Principal Investigator

Ohannes Kevork
Awardee Organization

University Of Maryland Baltimore
United States

Fiscal Year
Activity Code
Early Stage Investigator Grants (ESI)
Not Eligible
Project End Date

Identification of novel targets for the treatment of chemotherapy-induced painful peripheral neuropathy

Chemotherapy-induced painful peripheral neuropathy (CIPN) is the most common toxicity associated with widely used chemotherapeutics. CIPN is the major cause of dose reduction or discontinuation of otherwise life-saving treatment. Unfortunately, CIPN can persist in cancersurvivors which adversely affects their quality of life. Moreover, available treatments are vastly inadequate which necessitates the development of novel mechanism-based therapies that can either prevent or treat CIPN. Recently, HIF1A, PDHK1, and LDHA have been demonstrated to be the key molecular mediators that initiate and maintain bortezomib-induced neuropathic pain. However, those studies were carried out in tumor-free mice. Moreover, our preliminary results also implicate those molecular targets in paclitaxel and oxaliplatin-induced neuropathic pain. Hence, the objective of this proposal is to validate that HIF1A, PDHK1 and LDHA are shared mediators that lead to the development and maintenance of bortezomib, paclitaxel and oxaliplatininduced neuropathic pain in tumor-bearing mice. Using biochemical, metabolic, behavioral and innovative imaging method of intact DRGs this application aims to systematically validate these targets for the prevention and treatment of CIPN. Successful completion of this project promises to lower the risk of adopting these targets in translational projects to develop novel non-addictive therapeutics for chemotherapy-induced neuropathic pain.
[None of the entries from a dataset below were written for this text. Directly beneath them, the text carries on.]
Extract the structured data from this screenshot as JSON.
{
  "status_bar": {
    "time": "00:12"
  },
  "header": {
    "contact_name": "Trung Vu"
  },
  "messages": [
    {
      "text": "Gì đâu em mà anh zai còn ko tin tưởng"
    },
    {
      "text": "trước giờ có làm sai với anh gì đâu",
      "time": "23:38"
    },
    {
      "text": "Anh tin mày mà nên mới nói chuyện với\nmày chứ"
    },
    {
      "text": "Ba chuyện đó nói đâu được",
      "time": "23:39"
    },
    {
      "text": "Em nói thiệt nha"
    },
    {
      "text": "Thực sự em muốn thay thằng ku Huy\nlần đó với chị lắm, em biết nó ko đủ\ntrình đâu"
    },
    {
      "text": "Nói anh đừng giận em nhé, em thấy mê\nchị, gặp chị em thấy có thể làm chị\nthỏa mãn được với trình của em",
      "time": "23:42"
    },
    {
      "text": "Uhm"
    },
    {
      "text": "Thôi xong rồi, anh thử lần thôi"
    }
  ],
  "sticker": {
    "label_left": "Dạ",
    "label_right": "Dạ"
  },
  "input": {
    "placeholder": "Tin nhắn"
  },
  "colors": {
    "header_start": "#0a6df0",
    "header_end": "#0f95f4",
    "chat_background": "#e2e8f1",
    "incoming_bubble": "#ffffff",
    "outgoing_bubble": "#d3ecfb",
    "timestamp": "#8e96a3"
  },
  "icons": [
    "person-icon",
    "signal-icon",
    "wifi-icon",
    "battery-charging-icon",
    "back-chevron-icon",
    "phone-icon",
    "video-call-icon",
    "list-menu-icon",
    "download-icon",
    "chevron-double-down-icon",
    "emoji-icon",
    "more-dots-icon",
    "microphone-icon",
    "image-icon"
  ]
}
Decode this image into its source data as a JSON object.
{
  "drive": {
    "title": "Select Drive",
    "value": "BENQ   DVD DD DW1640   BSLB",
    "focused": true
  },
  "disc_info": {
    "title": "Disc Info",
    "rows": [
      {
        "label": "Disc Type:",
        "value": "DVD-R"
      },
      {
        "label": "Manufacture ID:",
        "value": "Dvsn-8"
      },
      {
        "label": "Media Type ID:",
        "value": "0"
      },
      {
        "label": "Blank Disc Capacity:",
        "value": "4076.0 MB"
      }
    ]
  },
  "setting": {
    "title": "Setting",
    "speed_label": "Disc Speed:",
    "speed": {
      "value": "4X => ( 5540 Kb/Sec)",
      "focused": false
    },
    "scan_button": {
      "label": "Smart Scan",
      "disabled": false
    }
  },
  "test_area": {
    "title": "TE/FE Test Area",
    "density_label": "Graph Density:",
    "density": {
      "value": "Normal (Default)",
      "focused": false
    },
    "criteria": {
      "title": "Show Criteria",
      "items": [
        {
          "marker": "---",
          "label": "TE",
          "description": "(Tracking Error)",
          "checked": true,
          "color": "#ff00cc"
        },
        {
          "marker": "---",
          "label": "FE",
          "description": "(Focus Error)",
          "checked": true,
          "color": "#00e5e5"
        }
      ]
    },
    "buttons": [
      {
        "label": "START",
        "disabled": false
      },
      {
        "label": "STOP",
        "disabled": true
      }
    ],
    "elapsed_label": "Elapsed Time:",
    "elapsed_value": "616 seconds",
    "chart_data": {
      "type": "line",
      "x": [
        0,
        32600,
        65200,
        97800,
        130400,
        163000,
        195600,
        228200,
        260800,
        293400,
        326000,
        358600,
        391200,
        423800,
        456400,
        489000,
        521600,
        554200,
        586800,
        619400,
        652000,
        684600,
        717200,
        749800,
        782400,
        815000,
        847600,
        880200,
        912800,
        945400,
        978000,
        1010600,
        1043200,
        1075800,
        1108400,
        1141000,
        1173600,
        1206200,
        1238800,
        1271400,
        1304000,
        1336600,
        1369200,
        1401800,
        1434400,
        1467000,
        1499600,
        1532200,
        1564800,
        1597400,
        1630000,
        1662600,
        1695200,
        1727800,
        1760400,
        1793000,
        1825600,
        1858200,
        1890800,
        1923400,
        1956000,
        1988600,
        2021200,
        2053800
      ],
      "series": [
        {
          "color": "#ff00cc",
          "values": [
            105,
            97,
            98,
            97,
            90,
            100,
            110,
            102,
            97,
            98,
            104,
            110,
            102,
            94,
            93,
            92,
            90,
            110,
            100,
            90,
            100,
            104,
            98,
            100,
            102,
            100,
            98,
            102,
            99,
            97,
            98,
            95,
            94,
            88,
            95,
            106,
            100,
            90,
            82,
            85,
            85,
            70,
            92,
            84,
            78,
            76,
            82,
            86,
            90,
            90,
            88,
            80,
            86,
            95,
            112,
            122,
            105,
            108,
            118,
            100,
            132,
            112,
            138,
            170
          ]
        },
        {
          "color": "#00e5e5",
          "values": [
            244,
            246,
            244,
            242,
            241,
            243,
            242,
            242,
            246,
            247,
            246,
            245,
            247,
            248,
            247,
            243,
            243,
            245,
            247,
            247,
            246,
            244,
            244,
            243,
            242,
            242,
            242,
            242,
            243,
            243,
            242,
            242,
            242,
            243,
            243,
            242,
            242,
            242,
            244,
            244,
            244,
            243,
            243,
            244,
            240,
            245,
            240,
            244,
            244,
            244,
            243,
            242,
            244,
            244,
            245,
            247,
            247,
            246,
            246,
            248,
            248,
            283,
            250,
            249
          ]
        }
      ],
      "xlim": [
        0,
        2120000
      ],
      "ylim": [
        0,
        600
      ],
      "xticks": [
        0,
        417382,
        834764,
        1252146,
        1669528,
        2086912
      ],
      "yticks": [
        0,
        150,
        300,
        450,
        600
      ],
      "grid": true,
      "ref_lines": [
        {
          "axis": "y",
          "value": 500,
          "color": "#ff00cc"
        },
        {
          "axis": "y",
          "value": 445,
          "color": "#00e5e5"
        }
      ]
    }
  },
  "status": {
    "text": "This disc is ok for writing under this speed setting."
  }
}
  • Kuppusamy P, Haque MM, Traub RJ, Melemedjian OK. Targeting metabolic pathways alleviates bortezomib-induced neuropathic pain without compromising anticancer efficacy in a sex-specific manner. Frontiers in pain research (Lausanne, Switzerland). 2024 Jun 24;5:1424348. doi: 10.3389/fpain.2024.1424348. eCollection 2024. PMID: 38979441